A sockeye salmon that was caught from the research vessel Miss Delta off the coast of Vancouver is examined. The MSC has certified the fish as "sustainable" even though there is concern from scientists and environmentalists.
Credit Brett Beadle for NPR
Capt. Gordon Botkin, aboard the Miss Delta in the Fraser River near Vancouver, is helping researchers study the sockeye salmon population. The MSC recently certified sockeye as "sustainable," even though scientists argue that their population is declining.
Credit Brett Beadle for NPR
Rupert Howes is CEO of the Marine Stewardship Council. He says that the MSC has set up its certification system to be as objective, scientific and independent as possible.
Credit Courtesy of Marine Stewardship Council
Mike Donaldson takes scale samples from a sockeye salmon as part of research for the Pacific Salmon Commission. The commission is a joint body formed by the U.S. and Canadian governments to conserve, manage and encourage production of Pacific salmon.
Next time you walk up to the seafood counter, look for products labeled with a blue fish, a check mark, and the words "Certified Sustainable Seafood MSC." Then ask yourself, "What does this label mean?"
Kentucky is bourbon country. Bar shelves in Louisville are stocked with a crowded field of premium bourbons; the city's Theater Square Marketplace restaurant alone carries close to 170 different brands. So when news trickled out that longtime distillery Maker's Mark plans to water down its bourbon, locals were stunned.
Bourbon has to be aged at least two years — and that's where Maker's Mark got in trouble. Chief Operating Officer Rob Samuels says the company simply didn't make enough.

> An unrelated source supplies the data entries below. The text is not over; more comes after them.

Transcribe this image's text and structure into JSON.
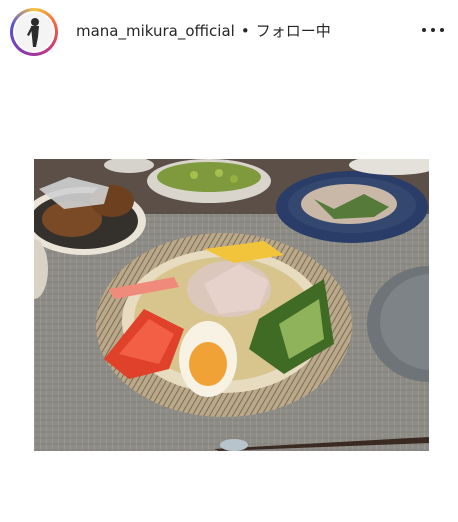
{
  "post_header": {
    "username": "mana_mikura_official",
    "separator": "•",
    "follow_status": "フォロー中",
    "more_icon": "ellipsis-icon"
  },
  "post_image": {
    "description_icon": "photo"
  }
}
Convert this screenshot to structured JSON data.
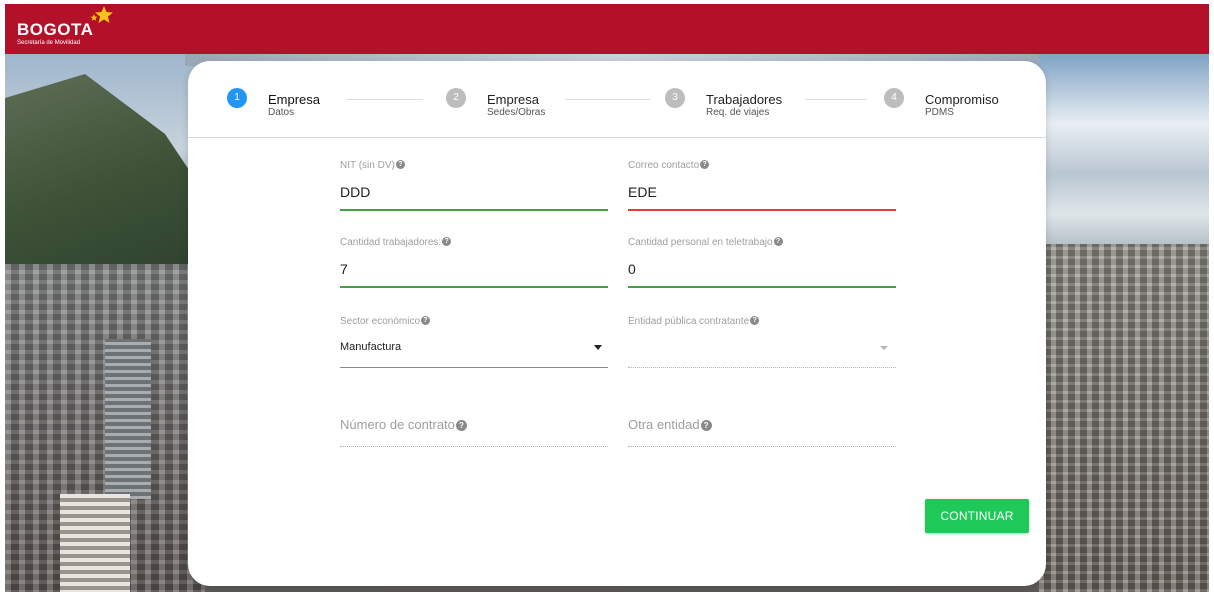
{
  "header": {
    "logo_text": "BOGOTA",
    "logo_subtitle": "Secretaría de Movilidad",
    "bg_color": "#b3102a"
  },
  "stepper": {
    "steps": [
      {
        "number": "1",
        "title": "Empresa",
        "subtitle": "Datos",
        "active": true
      },
      {
        "number": "2",
        "title": "Empresa",
        "subtitle": "Sedes/Obras",
        "active": false
      },
      {
        "number": "3",
        "title": "Trabajadores",
        "subtitle": "Req. de viajes",
        "active": false
      },
      {
        "number": "4",
        "title": "Compromiso",
        "subtitle": "PDMS",
        "active": false
      }
    ],
    "active_color": "#2196f3",
    "inactive_color": "#bdbdbd"
  },
  "form": {
    "nit": {
      "label": "NIT (sin DV)",
      "value": "DDD",
      "state": "valid"
    },
    "correo": {
      "label": "Correo contacto",
      "value": "EDE",
      "state": "invalid"
    },
    "cantidad_trabajadores": {
      "label": "Cantidad trabajadores:",
      "value": "7",
      "state": "valid"
    },
    "teletrabajo": {
      "label": "Cantidad personal en teletrabajo",
      "value": "0",
      "state": "valid"
    },
    "sector": {
      "label": "Sector económico",
      "value": "Manufactura"
    },
    "entidad": {
      "label": "Entidad pública contratante",
      "value": ""
    },
    "contrato": {
      "label": "Número de contrato",
      "value": ""
    },
    "otra_entidad": {
      "label": "Otra entidad",
      "value": ""
    }
  },
  "help_glyph": "?",
  "actions": {
    "continue_label": "CONTINUAR",
    "continue_color": "#1ec95a"
  },
  "colors": {
    "valid": "#43a047",
    "invalid": "#e53935"
  }
}
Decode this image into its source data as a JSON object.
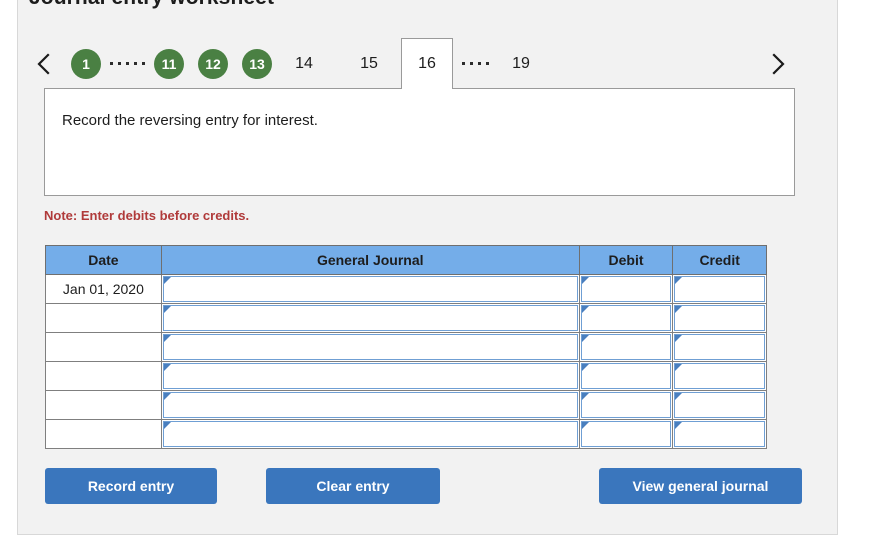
{
  "worksheet": {
    "title": "Journal entry worksheet",
    "instruction": "Record the reversing entry for interest.",
    "note": "Note: Enter debits before credits."
  },
  "tabs": {
    "prev_icon": "chevron-left-icon",
    "next_icon": "chevron-right-icon",
    "active": "16",
    "items": [
      {
        "label": "1",
        "state": "completed"
      },
      {
        "label": "11",
        "state": "completed"
      },
      {
        "label": "12",
        "state": "completed"
      },
      {
        "label": "13",
        "state": "completed"
      },
      {
        "label": "14",
        "state": "plain"
      },
      {
        "label": "15",
        "state": "plain"
      },
      {
        "label": "16",
        "state": "active"
      },
      {
        "label": "19",
        "state": "plain"
      }
    ]
  },
  "table": {
    "headers": {
      "date": "Date",
      "general_journal": "General Journal",
      "debit": "Debit",
      "credit": "Credit"
    },
    "rows": [
      {
        "date": "Jan 01, 2020",
        "account": "",
        "debit": "",
        "credit": ""
      },
      {
        "date": "",
        "account": "",
        "debit": "",
        "credit": ""
      },
      {
        "date": "",
        "account": "",
        "debit": "",
        "credit": ""
      },
      {
        "date": "",
        "account": "",
        "debit": "",
        "credit": ""
      },
      {
        "date": "",
        "account": "",
        "debit": "",
        "credit": ""
      },
      {
        "date": "",
        "account": "",
        "debit": "",
        "credit": ""
      }
    ]
  },
  "buttons": {
    "record": "Record entry",
    "clear": "Clear entry",
    "view": "View general journal"
  },
  "colors": {
    "tab_completed": "#4a8043",
    "table_header": "#74ade9",
    "button": "#3a76bd",
    "note": "#b03a3a",
    "panel": "#f2f2f2",
    "field_border": "#6f9fd4"
  }
}
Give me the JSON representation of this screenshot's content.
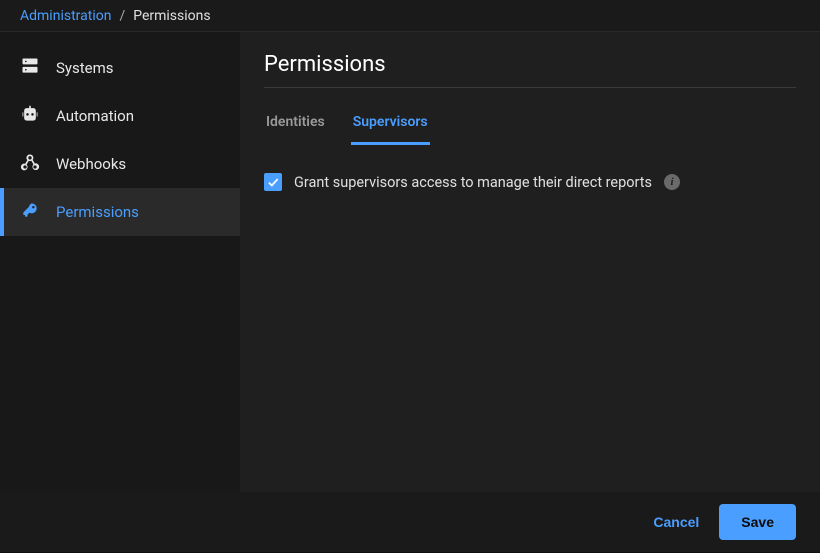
{
  "breadcrumb": {
    "parent": "Administration",
    "separator": "/",
    "current": "Permissions"
  },
  "sidebar": {
    "items": [
      {
        "label": "Systems"
      },
      {
        "label": "Automation"
      },
      {
        "label": "Webhooks"
      },
      {
        "label": "Permissions"
      }
    ]
  },
  "main": {
    "title": "Permissions",
    "tabs": [
      {
        "label": "Identities"
      },
      {
        "label": "Supervisors"
      }
    ],
    "checkbox_label": "Grant supervisors access to manage their direct reports"
  },
  "footer": {
    "cancel": "Cancel",
    "save": "Save"
  }
}
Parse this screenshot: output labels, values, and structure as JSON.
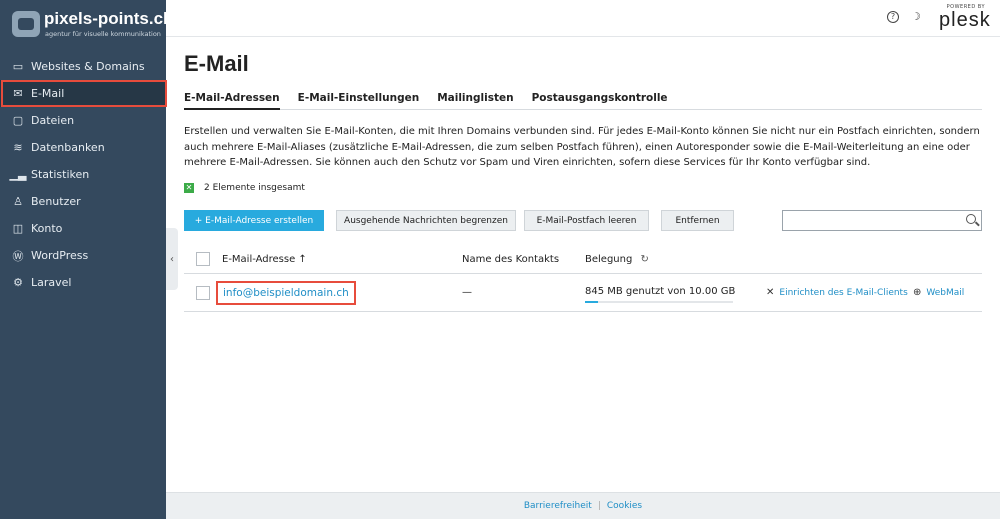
{
  "brand": {
    "name": "pixels-points.ch",
    "tagline": "agentur für visuelle kommunikation"
  },
  "sidebar": {
    "items": [
      {
        "label": "Websites & Domains",
        "icon": "monitor-icon"
      },
      {
        "label": "E-Mail",
        "icon": "envelope-icon",
        "active": true
      },
      {
        "label": "Dateien",
        "icon": "folder-icon"
      },
      {
        "label": "Datenbanken",
        "icon": "database-icon"
      },
      {
        "label": "Statistiken",
        "icon": "bar-chart-icon"
      },
      {
        "label": "Benutzer",
        "icon": "user-icon"
      },
      {
        "label": "Konto",
        "icon": "briefcase-icon"
      },
      {
        "label": "WordPress",
        "icon": "wordpress-icon"
      },
      {
        "label": "Laravel",
        "icon": "laravel-icon"
      }
    ],
    "collapse_glyph": "‹"
  },
  "header": {
    "help_glyph": "?",
    "theme_glyph": "☽",
    "powered_by": "POWERED BY",
    "plesk": "plesk"
  },
  "main": {
    "title": "E-Mail",
    "tabs": [
      {
        "label": "E-Mail-Adressen",
        "active": true
      },
      {
        "label": "E-Mail-Einstellungen"
      },
      {
        "label": "Mailinglisten"
      },
      {
        "label": "Postausgangskontrolle"
      }
    ],
    "description": "Erstellen und verwalten Sie E-Mail-Konten, die mit Ihren Domains verbunden sind. Für jedes E-Mail-Konto können Sie nicht nur ein Postfach einrichten, sondern auch mehrere E-Mail-Aliases (zusätzliche E-Mail-Adressen, die zum selben Postfach führen), einen Autoresponder sowie die E-Mail-Weiterleitung an eine oder mehrere E-Mail-Adressen. Sie können auch den Schutz vor Spam und Viren einrichten, sofern diese Services für Ihr Konto verfügbar sind.",
    "count_text": "2 Elemente insgesamt",
    "toolbar": {
      "create": "+ E-Mail-Adresse erstellen",
      "limit": "Ausgehende Nachrichten begrenzen",
      "empty": "E-Mail-Postfach leeren",
      "remove": "Entfernen",
      "search_placeholder": ""
    },
    "table": {
      "columns": {
        "email": "E-Mail-Adresse ↑",
        "contact": "Name des Kontakts",
        "usage": "Belegung"
      },
      "rows": [
        {
          "email": "info@beispieldomain.ch",
          "contact": "—",
          "usage": "845 MB genutzt von 10.00 GB",
          "usage_fraction": 0.0845,
          "setup_link": "Einrichten des E-Mail-Clients",
          "webmail_link": "WebMail"
        }
      ]
    }
  },
  "footer": {
    "accessibility": "Barrierefreiheit",
    "separator": "|",
    "cookies": "Cookies"
  },
  "colors": {
    "sidebar_bg": "#34495e",
    "primary": "#28aade",
    "link": "#1f8ec6",
    "highlight": "#e74c3c"
  }
}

A child prays with his rosary at a Catholic church in Lagos, Nigeria, on Monday. In Africa, where the Catholic Church continues to grow, worshippers and clergy greeted Pope Benedict XVI's announcement that he planned to resign with hopes that the continent would see one of its own rise to lead the faithful.
Originally published on Mon February 11, 2013 6:58 pm
A worldwide Catholic conversation that many church-watchers say effectively stopped when Benedict XVI was elected pope eight years ago has been rekindled by his announced plan to resign at month's end.
Celibacy. Women's roles. Same-sex marriage. Clergy sexual abuse revelations.
And, perhaps most significantly, the spectacular growth of the church in the more religiously conservative "global south" — Latin America, Africa and Asia — while its fortunes continue to decline in the increasingly secular West.
North Korean leader Kim Jong Un, accompanied by his wife, Ri Sol Ju, in a photo released last summer. For North Koreans, it was stunning to see the first lady at the leader's side. But North Korea still produces heavy-handed propaganda as well.
Originally published on Mon February 11, 2013 4:47 pm
Emails between Sen. Robert Menendez's office and the Department of Homeland Security suggest that the New Jersey Democrat urged action that would help a company holding a port security contract in the Dominican Republic, The New York Timesreported Monday.
Rabbi Susan Silverman (center, left), the sister of American comedian Sarah Silverman, along with her teenage daughter Hallel Abramowitz (center, right), are arrested by Israeli police as they leave the Western Wall in Jerusalem, on Monday.
Police in Jerusalem on Monday detained 10 women for wearing the tallit, a Jewish prayer shawl traditionally worn by men, while praying at the Western Wall.
The Women of the Wall have been fighting for years for permission to worship in the manner that men do at the Western Wall, the holiest site in Judaism for prayer. The stone structure is part of the retaining wall that surrounded the Second Jewish Temple, which was destroyed by the Romans in A.D. 70.